Task statement
Reproduce the data exactly as it stands.

•••

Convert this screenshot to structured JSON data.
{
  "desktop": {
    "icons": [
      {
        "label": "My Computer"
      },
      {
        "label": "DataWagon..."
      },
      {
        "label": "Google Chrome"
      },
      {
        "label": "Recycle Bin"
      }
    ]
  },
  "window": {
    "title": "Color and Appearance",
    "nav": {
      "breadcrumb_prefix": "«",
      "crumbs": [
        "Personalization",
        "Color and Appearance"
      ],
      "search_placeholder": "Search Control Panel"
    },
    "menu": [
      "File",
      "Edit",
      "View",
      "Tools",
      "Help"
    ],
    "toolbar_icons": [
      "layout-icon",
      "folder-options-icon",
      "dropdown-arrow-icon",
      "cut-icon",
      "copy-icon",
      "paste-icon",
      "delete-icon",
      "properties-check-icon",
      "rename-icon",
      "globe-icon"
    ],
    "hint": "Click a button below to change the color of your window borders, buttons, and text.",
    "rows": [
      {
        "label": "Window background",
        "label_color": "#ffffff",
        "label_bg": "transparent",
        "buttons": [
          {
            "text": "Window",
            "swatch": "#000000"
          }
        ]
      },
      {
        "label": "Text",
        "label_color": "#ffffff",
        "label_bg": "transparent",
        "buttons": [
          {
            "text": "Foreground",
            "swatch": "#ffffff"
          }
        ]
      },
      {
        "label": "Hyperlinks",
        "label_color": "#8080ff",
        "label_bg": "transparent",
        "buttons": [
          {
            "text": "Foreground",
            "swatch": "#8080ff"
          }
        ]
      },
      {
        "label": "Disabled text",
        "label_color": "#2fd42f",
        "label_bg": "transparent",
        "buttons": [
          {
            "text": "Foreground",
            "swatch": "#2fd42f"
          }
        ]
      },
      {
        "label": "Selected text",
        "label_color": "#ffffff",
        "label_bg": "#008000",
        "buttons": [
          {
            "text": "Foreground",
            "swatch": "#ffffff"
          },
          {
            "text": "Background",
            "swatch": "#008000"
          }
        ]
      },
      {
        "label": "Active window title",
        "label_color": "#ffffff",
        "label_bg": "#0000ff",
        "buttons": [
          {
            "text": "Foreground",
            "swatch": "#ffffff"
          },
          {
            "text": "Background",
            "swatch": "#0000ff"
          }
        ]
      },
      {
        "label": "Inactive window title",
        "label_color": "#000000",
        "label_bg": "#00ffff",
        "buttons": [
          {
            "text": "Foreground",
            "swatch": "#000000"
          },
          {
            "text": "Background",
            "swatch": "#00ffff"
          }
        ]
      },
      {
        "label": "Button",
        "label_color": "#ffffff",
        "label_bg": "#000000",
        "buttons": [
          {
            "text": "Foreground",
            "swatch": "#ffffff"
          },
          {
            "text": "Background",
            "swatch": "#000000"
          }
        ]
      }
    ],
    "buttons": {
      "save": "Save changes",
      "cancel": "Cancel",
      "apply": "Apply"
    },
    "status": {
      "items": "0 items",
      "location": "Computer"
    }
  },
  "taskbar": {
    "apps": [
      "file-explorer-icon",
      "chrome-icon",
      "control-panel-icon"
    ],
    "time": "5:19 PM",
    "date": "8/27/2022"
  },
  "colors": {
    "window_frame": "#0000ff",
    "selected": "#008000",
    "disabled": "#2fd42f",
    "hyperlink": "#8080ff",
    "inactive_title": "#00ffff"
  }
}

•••

Problem solution
Convert this screenshot to structured JSON data.
{
  "desktop": {
    "icons": [
      {
        "label": "My Computer"
      },
      {
        "label": "DataWagon..."
      },
      {
        "label": "Google Chrome"
      },
      {
        "label": "Recycle Bin"
      }
    ]
  },
  "window": {
    "title": "Color and Appearance",
    "nav": {
      "breadcrumb_prefix": "«",
      "crumbs": [
        "Personalization",
        "Color and Appearance"
      ],
      "search_placeholder": "Search Control Panel"
    },
    "menu": [
      "File",
      "Edit",
      "View",
      "Tools",
      "Help"
    ],
    "toolbar_icons": [
      "layout-icon",
      "folder-options-icon",
      "dropdown-arrow-icon",
      "cut-icon",
      "copy-icon",
      "paste-icon",
      "delete-icon",
      "properties-check-icon",
      "rename-icon",
      "globe-icon"
    ],
    "hint": "Click a button below to change the color of your window borders, buttons, and text.",
    "rows": [
      {
        "label": "Window background",
        "label_color": "#ffffff",
        "label_bg": "transparent",
        "buttons": [
          {
            "text": "Window",
            "swatch": "#000000"
          }
        ]
      },
      {
        "label": "Text",
        "label_color": "#ffffff",
        "label_bg": "transparent",
        "buttons": [
          {
            "text": "Foreground",
            "swatch": "#ffffff"
          }
        ]
      },
      {
        "label": "Hyperlinks",
        "label_color": "#8080ff",
        "label_bg": "transparent",
        "buttons": [
          {
            "text": "Foreground",
            "swatch": "#8080ff"
          }
        ]
      },
      {
        "label": "Disabled text",
        "label_color": "#2fd42f",
        "label_bg": "transparent",
        "buttons": [
          {
            "text": "Foreground",
            "swatch": "#2fd42f"
          }
        ]
      },
      {
        "label": "Selected text",
        "label_color": "#ffffff",
        "label_bg": "#008000",
        "buttons": [
          {
            "text": "Foreground",
            "swatch": "#ffffff"
          },
          {
            "text": "Background",
            "swatch": "#008000"
          }
        ]
      },
      {
        "label": "Active window title",
        "label_color": "#ffffff",
        "label_bg": "#0000ff",
        "buttons": [
          {
            "text": "Foreground",
            "swatch": "#ffffff"
          },
          {
            "text": "Background",
            "swatch": "#0000ff"
          }
        ]
      },
      {
        "label": "Inactive window title",
        "label_color": "#000000",
        "label_bg": "#00ffff",
        "buttons": [
          {
            "text": "Foreground",
            "swatch": "#000000"
          },
          {
            "text": "Background",
            "swatch": "#00ffff"
          }
        ]
      },
      {
        "label": "Button",
        "label_color": "#ffffff",
        "label_bg": "#000000",
        "buttons": [
          {
            "text": "Foreground",
            "swatch": "#ffffff"
          },
          {
            "text": "Background",
            "swatch": "#000000"
          }
        ]
      }
    ],
    "buttons": {
      "save": "Save changes",
      "cancel": "Cancel",
      "apply": "Apply"
    },
    "status": {
      "items": "0 items",
      "location": "Computer"
    }
  },
  "taskbar": {
    "apps": [
      "file-explorer-icon",
      "chrome-icon",
      "control-panel-icon"
    ],
    "time": "5:19 PM",
    "date": "8/27/2022"
  },
  "colors": {
    "window_frame": "#0000ff",
    "selected": "#008000",
    "disabled": "#2fd42f",
    "hyperlink": "#8080ff",
    "inactive_title": "#00ffff"
  }
}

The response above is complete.